Distribution is streamlined, so there's only 3 trucks making one delivery per day instead of 20 trucks making 40 deliveries to individual businesses.  This is great from an environmental aspect, I admit, but delivery and trucking jobs are meaningful and pay well.  They also keep the community connected.  You know your UPS man?  Your mailman?  They know you.  17 of those jobs are gone now too.

Of primary concern is that 20 business owners, engaged and invested in their work and community are now working for a faceless mega corporation.  Their work went from meaningful to meaningless.   Their job requires no skill, has no positive impact on the world/community and they're easily replaced.  Their value as a worker is basically nil.  They wonder now why they get up in the morning...  Of course we're facing unprecedented unemployment;  we've allowed Walmart to concentrate the wealth of an entire nation of skilled business owners in the hands of 5 individuals in Arkansas with the last name Wal.

Ok, so we hear about the economy and there's a huge segment of this country in the role of the victim.  They can't get meaningful work, but they shop at Walmart.  They can't afford to make informed choices, so they walk through those sliding doors and put another nail in their own coffin and pop one in their neighbors while they're at it.  We are the economy.  WE ARE THE ECONOMY.  Did you fucking hear me?  If everyone in this country skipped their weekly Walmart trip for a year, the entire Economy would flip on it's head and the available jobs in this country would be more than enough to keep everyone meaningfully employed.  The choice is yours, economy.

Sunday, March 24, 2013

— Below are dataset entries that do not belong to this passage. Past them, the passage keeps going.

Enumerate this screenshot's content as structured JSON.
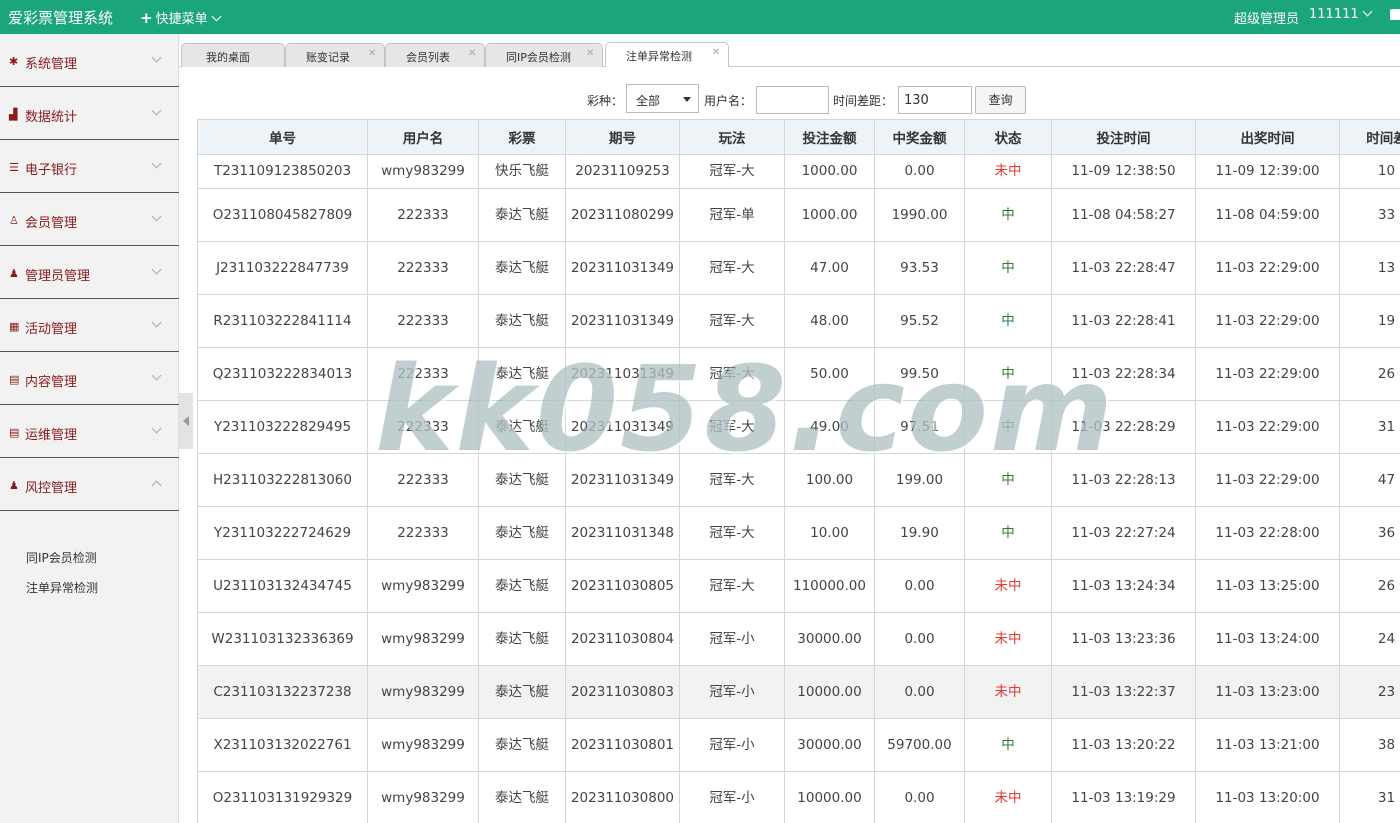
{
  "header": {
    "brand": "爱彩票管理系统",
    "quick_menu": "快捷菜单",
    "role": "超级管理员",
    "username": "111111"
  },
  "sidebar": {
    "items": [
      {
        "icon": "gear-icon",
        "glyph": "✱",
        "label": "系统管理"
      },
      {
        "icon": "bar-chart-icon",
        "glyph": "▟",
        "label": "数据统计"
      },
      {
        "icon": "list-icon",
        "glyph": "☰",
        "label": "电子银行"
      },
      {
        "icon": "user-outline-icon",
        "glyph": "♙",
        "label": "会员管理"
      },
      {
        "icon": "user-icon",
        "glyph": "♟",
        "label": "管理员管理"
      },
      {
        "icon": "calendar-icon",
        "glyph": "▦",
        "label": "活动管理"
      },
      {
        "icon": "document-icon",
        "glyph": "▤",
        "label": "内容管理"
      },
      {
        "icon": "document-icon",
        "glyph": "▤",
        "label": "运维管理"
      },
      {
        "icon": "user-icon",
        "glyph": "♟",
        "label": "风控管理"
      }
    ],
    "sub_items": [
      "同IP会员检测",
      "注单异常检测"
    ]
  },
  "tabs": [
    {
      "label": "我的桌面",
      "closable": false
    },
    {
      "label": "账变记录",
      "closable": true
    },
    {
      "label": "会员列表",
      "closable": true
    },
    {
      "label": "同IP会员检测",
      "closable": true
    },
    {
      "label": "注单异常检测",
      "closable": true,
      "active": true
    }
  ],
  "filter": {
    "lottery_label": "彩种：",
    "lottery_value": "全部",
    "username_label": "用户名：",
    "username_value": "",
    "timediff_label": "时间差距：",
    "timediff_value": "130",
    "query_button": "查询"
  },
  "table": {
    "headers": [
      "单号",
      "用户名",
      "彩票",
      "期号",
      "玩法",
      "投注金额",
      "中奖金额",
      "状态",
      "投注时间",
      "出奖时间",
      "时间差"
    ],
    "rows": [
      [
        "T231109123850203",
        "wmy983299",
        "快乐飞艇",
        "20231109253",
        "冠军-大",
        "1000.00",
        "0.00",
        "未中",
        "11-09 12:38:50",
        "11-09 12:39:00",
        "10"
      ],
      [
        "O231108045827809",
        "222333",
        "泰达飞艇",
        "202311080299",
        "冠军-单",
        "1000.00",
        "1990.00",
        "中",
        "11-08 04:58:27",
        "11-08 04:59:00",
        "33"
      ],
      [
        "J231103222847739",
        "222333",
        "泰达飞艇",
        "202311031349",
        "冠军-大",
        "47.00",
        "93.53",
        "中",
        "11-03 22:28:47",
        "11-03 22:29:00",
        "13"
      ],
      [
        "R231103222841114",
        "222333",
        "泰达飞艇",
        "202311031349",
        "冠军-大",
        "48.00",
        "95.52",
        "中",
        "11-03 22:28:41",
        "11-03 22:29:00",
        "19"
      ],
      [
        "Q231103222834013",
        "222333",
        "泰达飞艇",
        "202311031349",
        "冠军-大",
        "50.00",
        "99.50",
        "中",
        "11-03 22:28:34",
        "11-03 22:29:00",
        "26"
      ],
      [
        "Y231103222829495",
        "222333",
        "泰达飞艇",
        "202311031349",
        "冠军-大",
        "49.00",
        "97.51",
        "中",
        "11-03 22:28:29",
        "11-03 22:29:00",
        "31"
      ],
      [
        "H231103222813060",
        "222333",
        "泰达飞艇",
        "202311031349",
        "冠军-大",
        "100.00",
        "199.00",
        "中",
        "11-03 22:28:13",
        "11-03 22:29:00",
        "47"
      ],
      [
        "Y231103222724629",
        "222333",
        "泰达飞艇",
        "202311031348",
        "冠军-大",
        "10.00",
        "19.90",
        "中",
        "11-03 22:27:24",
        "11-03 22:28:00",
        "36"
      ],
      [
        "U231103132434745",
        "wmy983299",
        "泰达飞艇",
        "202311030805",
        "冠军-大",
        "110000.00",
        "0.00",
        "未中",
        "11-03 13:24:34",
        "11-03 13:25:00",
        "26"
      ],
      [
        "W231103132336369",
        "wmy983299",
        "泰达飞艇",
        "202311030804",
        "冠军-小",
        "30000.00",
        "0.00",
        "未中",
        "11-03 13:23:36",
        "11-03 13:24:00",
        "24"
      ],
      [
        "C231103132237238",
        "wmy983299",
        "泰达飞艇",
        "202311030803",
        "冠军-小",
        "10000.00",
        "0.00",
        "未中",
        "11-03 13:22:37",
        "11-03 13:23:00",
        "23"
      ],
      [
        "X231103132022761",
        "wmy983299",
        "泰达飞艇",
        "202311030801",
        "冠军-小",
        "30000.00",
        "59700.00",
        "中",
        "11-03 13:20:22",
        "11-03 13:21:00",
        "38"
      ],
      [
        "O231103131929329",
        "wmy983299",
        "泰达飞艇",
        "202311030800",
        "冠军-小",
        "10000.00",
        "0.00",
        "未中",
        "11-03 13:19:29",
        "11-03 13:20:00",
        "31"
      ]
    ]
  },
  "watermark": "kk058.com",
  "colors": {
    "header_bg": "#1aa57a",
    "menu_text": "#8b1a1a",
    "win": "#2e7d32",
    "lose": "#e53935"
  }
}
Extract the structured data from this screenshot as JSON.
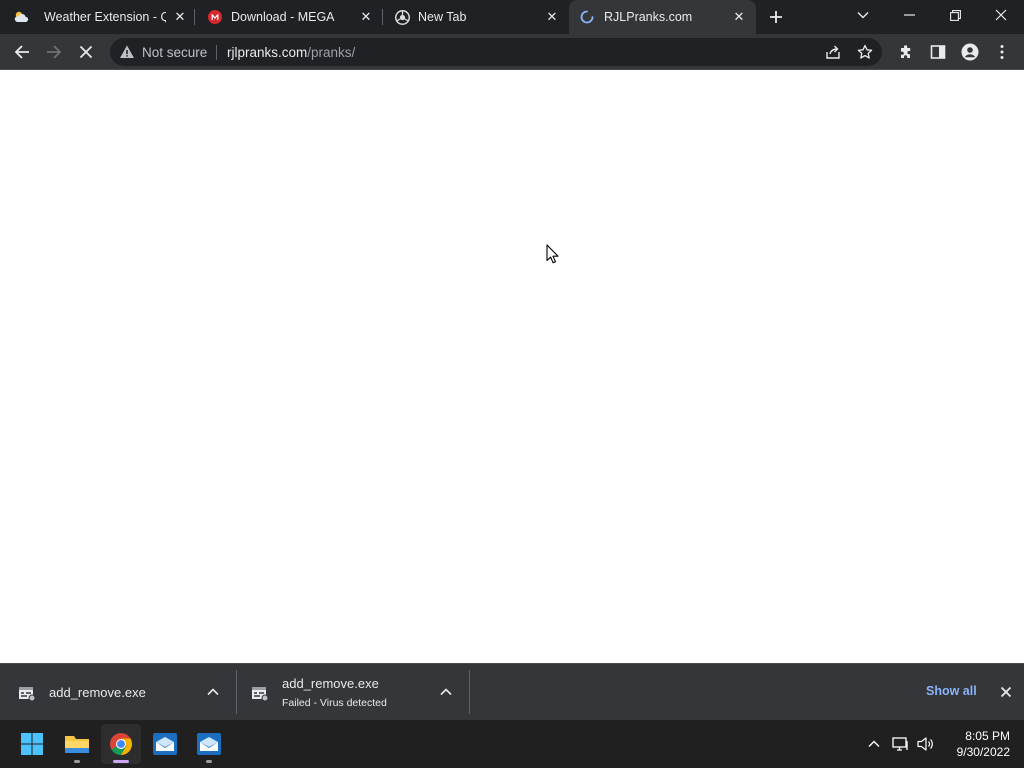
{
  "browser": {
    "tabs": [
      {
        "title": "Weather Extension - Qu",
        "favicon": "weather-favicon",
        "active": false
      },
      {
        "title": "Download - MEGA",
        "favicon": "mega-favicon",
        "active": false
      },
      {
        "title": "New Tab",
        "favicon": "chrome-favicon",
        "active": false
      },
      {
        "title": "RJLPranks.com",
        "favicon": "loading-spinner",
        "active": true
      }
    ],
    "omnibox": {
      "security_label": "Not secure",
      "url_host": "rjlpranks.com",
      "url_path": "/pranks/"
    }
  },
  "downloads": {
    "items": [
      {
        "filename": "add_remove.exe",
        "status": ""
      },
      {
        "filename": "add_remove.exe",
        "status": "Failed - Virus detected"
      }
    ],
    "show_all_label": "Show all"
  },
  "taskbar": {
    "apps": [
      "start-icon",
      "file-explorer-icon",
      "chrome-icon",
      "mail-app-icon",
      "mail-app-icon"
    ],
    "clock": {
      "time": "8:05 PM",
      "date": "9/30/2022"
    }
  },
  "colors": {
    "tab_strip": "#202124",
    "toolbar": "#35363a",
    "accent_link": "#8ab4f8",
    "taskbar": "#202020"
  }
}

This is how we roll in the High Country.  This bad boy's hour meter read 0000.  Plan to return it with at least 15...  we'll see.